One of the first things you stub your toe on when you start to write fiction is viewpoint (aka point of view), something you may never have realized existed up to now. In mystery novels, it’s not the author who narrates. One character or several tell the story. So one of the first decisions you need to make is: Who’s going to tell your story? And if it’s going to be just one narrator, are you going to write in the first-person or the third.
At an all-day workshop that I taught last weekend in Manhattan for their Sisters in Crime chapter, someone asked: If you only have one narrator, why would anyone write a third-person narrator instead of a first-person narrator?
It’s a really good question. First-person POV is so much easier to control. You can really SHOW the reader everything the character is sensing and thinking. Third-person POV is trickier to control--the viewpoint can slide around, hopping from one character’s head to the next and leaving readers scratching their heads.
Anchored in “I” stays anchored in “I”. So why write a single-narrator book in the third person? I did it with my new book.
Careful What You Wish For opens:
Emily Harlow wasn’t convinced that her sock drawer sparked joy.
I wasn’t convinced that my sock drawer sparked joy.
Why write a single narrator in the third person? The standard answer to this is that writing in the third person enables you to occasionally pull back the “camera” and give the reader a broader perspective. On the other hand, if you want the book to feel increasingly claustrophobic as your narrator is more and more isolated, then first-person is the obviously choice.
But honestly, when I’m writing a story with a single narrator, It’s pure instinct on my part whether to write first or third. In other words I started writing, and if it comes out that way and I like it, I keep writing that way. If it doesn’t, I switch to third.
I told the workshop that if you have one narrator, you get to decide: first-person or third-person. You may agonize over the choice. You may go back and forth between them. But in the end, if you make the right choice, it will be invisible to the reader.
Readers only notice viewpoint when it’s not working.
Do you notice whether a book is written in the first person or the third? Do you care? And how do you decide whether to write a book that has only one narrator in first or third person?

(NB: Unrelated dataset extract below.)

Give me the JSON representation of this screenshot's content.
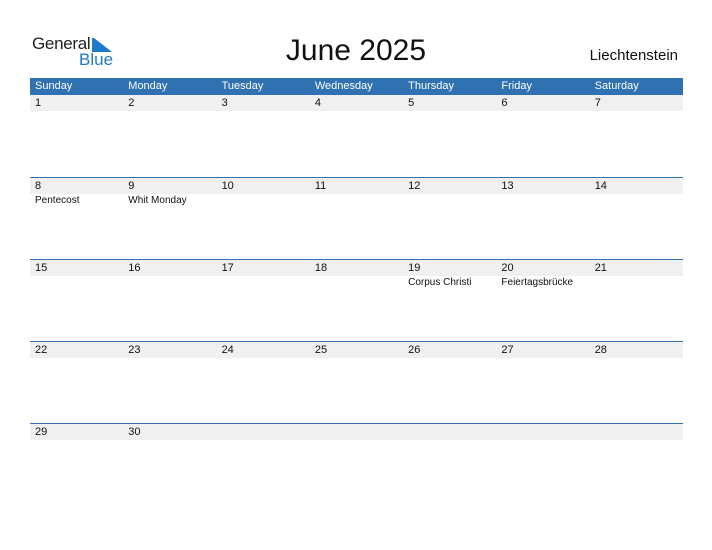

Leaving you with a few of my favorite first-person opening lines:
I write this sitting in the kitchen sink. —Dodie Smith,I Capture the Castle

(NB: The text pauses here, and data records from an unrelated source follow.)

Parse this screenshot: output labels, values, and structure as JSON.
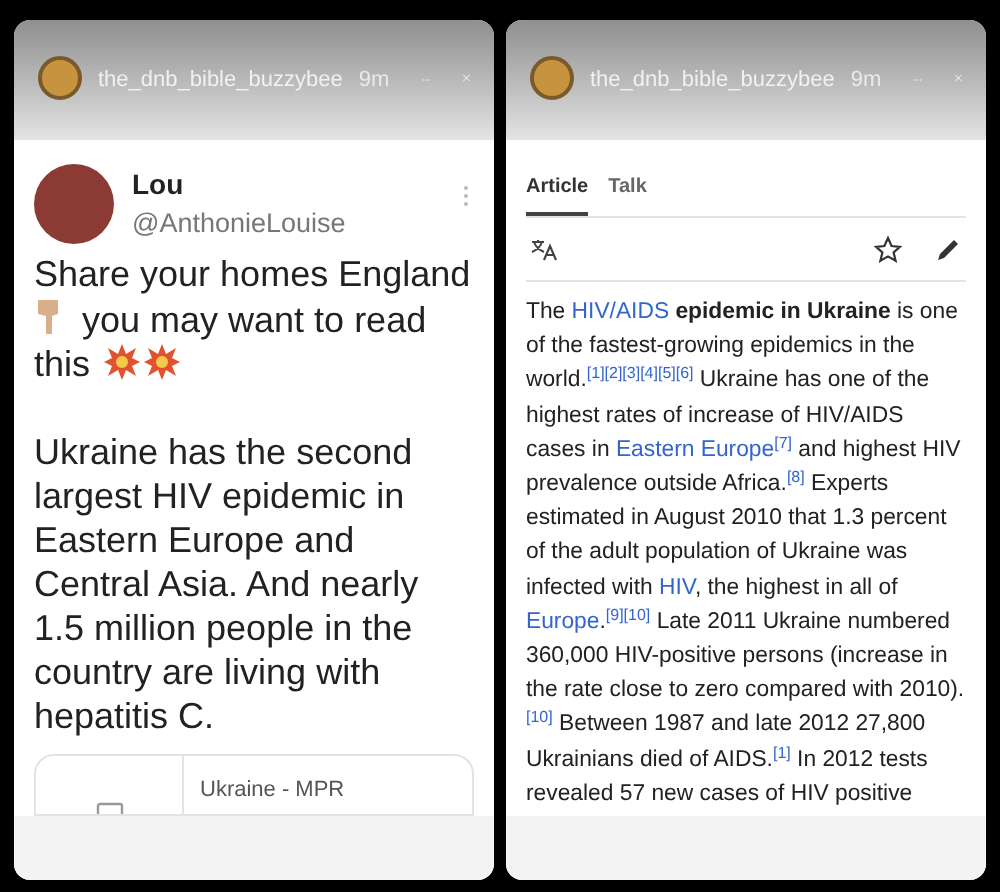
{
  "stories": [
    {
      "kind": "tweet",
      "user": "the_dnb_bible_buzzybee",
      "time": "9m",
      "tweet": {
        "name": "Lou",
        "handle": "@AnthonieLouise",
        "intro_lines": [
          {
            "kind": "plain",
            "text": "Share your homes England"
          },
          {
            "kind": "pointing",
            "text": "you may want to read"
          },
          {
            "kind": "burst",
            "text": "this"
          }
        ],
        "body": "Ukraine has the second largest HIV epidemic in Eastern Europe and Central Asia. And nearly 1.5 million people in the country are living with hepatitis C.",
        "link_title": "Ukraine - MPR"
      }
    },
    {
      "kind": "article",
      "user": "the_dnb_bible_buzzybee",
      "time": "9m",
      "tabs": [
        {
          "label": "Article",
          "selected": true
        },
        {
          "label": "Talk",
          "selected": false
        }
      ],
      "paragraph": [
        {
          "kind": "text",
          "text": "The "
        },
        {
          "kind": "link",
          "text": "HIV/AIDS"
        },
        {
          "kind": "text",
          "text": " **epidemic in Ukraine** is one of the fastest-growing epidemics in the world.$^{[1][2][3][4][5][6]}$ Ukraine has one of the highest rates of increase of HIV/AIDS cases in "
        },
        {
          "kind": "link",
          "text": "Eastern Europe"
        },
        {
          "kind": "text",
          "text": "$^{[7]}$ and highest HIV prevalence outside Africa.$^{[8]}$ Experts estimated in August 2010 that 1.3 percent of the adult population of Ukraine was infected with "
        },
        {
          "kind": "link",
          "text": "HIV"
        },
        {
          "kind": "text",
          "text": ", the highest in all of "
        },
        {
          "kind": "link",
          "text": "Europe"
        },
        {
          "kind": "text",
          "text": ".$^{[9][10]}$ Late 2011 Ukraine numbered 360,000 HIV-positive persons (increase in the rate close to zero compared with 2010).$^{[10]}$ Between 1987 and late 2012 27,800 Ukrainians died of AIDS.$^{[1]}$ In 2012 tests revealed 57 new cases of HIV positive"
        }
      ]
    }
  ]
}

My name is Kinsey Millhone. I'm a private investigator, licensed by the state of California. I'm thirty-two years old, twice divorced, no kids. The day before yesterday I killed someone and the fact weighs heavily on my mind.– Sue Grafton, A is for Alibi
When I think of my wife, I always think of her head. – Gillian Flynn Gone Girl

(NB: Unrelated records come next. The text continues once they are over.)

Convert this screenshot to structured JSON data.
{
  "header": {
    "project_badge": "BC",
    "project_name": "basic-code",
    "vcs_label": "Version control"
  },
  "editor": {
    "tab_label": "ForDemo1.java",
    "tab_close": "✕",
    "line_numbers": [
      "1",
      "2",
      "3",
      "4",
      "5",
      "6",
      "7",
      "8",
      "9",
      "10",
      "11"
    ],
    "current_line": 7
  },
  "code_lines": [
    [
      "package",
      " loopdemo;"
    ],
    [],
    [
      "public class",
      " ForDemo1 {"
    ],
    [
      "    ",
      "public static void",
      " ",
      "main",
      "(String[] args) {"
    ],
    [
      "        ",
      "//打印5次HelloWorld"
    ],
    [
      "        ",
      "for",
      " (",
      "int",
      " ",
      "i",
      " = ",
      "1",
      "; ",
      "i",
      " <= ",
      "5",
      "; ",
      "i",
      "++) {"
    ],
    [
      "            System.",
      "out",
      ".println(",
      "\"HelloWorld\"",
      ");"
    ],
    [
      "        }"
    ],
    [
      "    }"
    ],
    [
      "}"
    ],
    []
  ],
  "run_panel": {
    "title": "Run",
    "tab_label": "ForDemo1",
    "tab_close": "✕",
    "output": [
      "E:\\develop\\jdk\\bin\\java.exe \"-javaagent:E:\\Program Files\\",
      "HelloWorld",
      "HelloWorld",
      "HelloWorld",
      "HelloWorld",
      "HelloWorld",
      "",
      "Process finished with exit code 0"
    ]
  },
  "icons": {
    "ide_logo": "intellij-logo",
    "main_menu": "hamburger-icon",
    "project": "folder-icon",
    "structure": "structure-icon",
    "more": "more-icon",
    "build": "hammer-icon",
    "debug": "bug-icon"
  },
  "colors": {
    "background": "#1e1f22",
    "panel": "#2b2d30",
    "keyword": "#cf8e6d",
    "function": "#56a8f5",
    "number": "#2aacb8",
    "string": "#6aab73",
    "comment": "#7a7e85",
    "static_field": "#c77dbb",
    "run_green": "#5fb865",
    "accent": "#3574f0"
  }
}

I was arrested in Eno’s diner. At twelve o’clock. I was eating eggs and drinking coffee. – Lee Child, Killing Floor
I never knew her in life. – James Ellroy, Black Dahlia
I inherited my brother’s life. – Dick Francis, Straight
I’ve sometimes regretted the women I’ve been. – Becky Masterman, Rage against the Dying
Using one forefinger I write on the bathroom mirror, drawing through the steamy condensation left by the shower. This morning’s number is 442.—Hank Phillippi Ryan, Trust Me
I am an American, Chicago born—Chicago, that somber city—and go at things as I have taught myself, free-style, and will make the record in my own way: first to knock, first admitted; sometimes an innocent knock, sometimes a not so innocent. —Saul Bellow, The Adventures of Augie March
If you really want to hear about it, the first thing you'll probably want to know is where I was born, and what my lousy childhood was like, and how my parents were occupied and all before they had me, and all that David Copperfield kind of crap, but I don't feel like going into it, if you want to know the truth. —J. D. Salinger,The Catcher in the Rye
I sat in the back pew and watched the only woman I would ever love marry another man. -- Harlan Coben, Six Years
It was a queer, sultry summer, the summer they electrocuted the Rosenbergs, and I didn’t know what I was doing in New York. -- Sylvia Plath, The Bell Jar
New York Times bestelling author Hallie Ephron (hallieephron.com) is a five-time finalist for the Mary Higgins Clark Award. Her Writing & Selling Your Mystery Novel: Revised & Expanded was an Edgar Award finalist. Her eleventh suspense novel, Careful What You Wish For, is chockablock with secrets. She teaches at national and international writing conferences.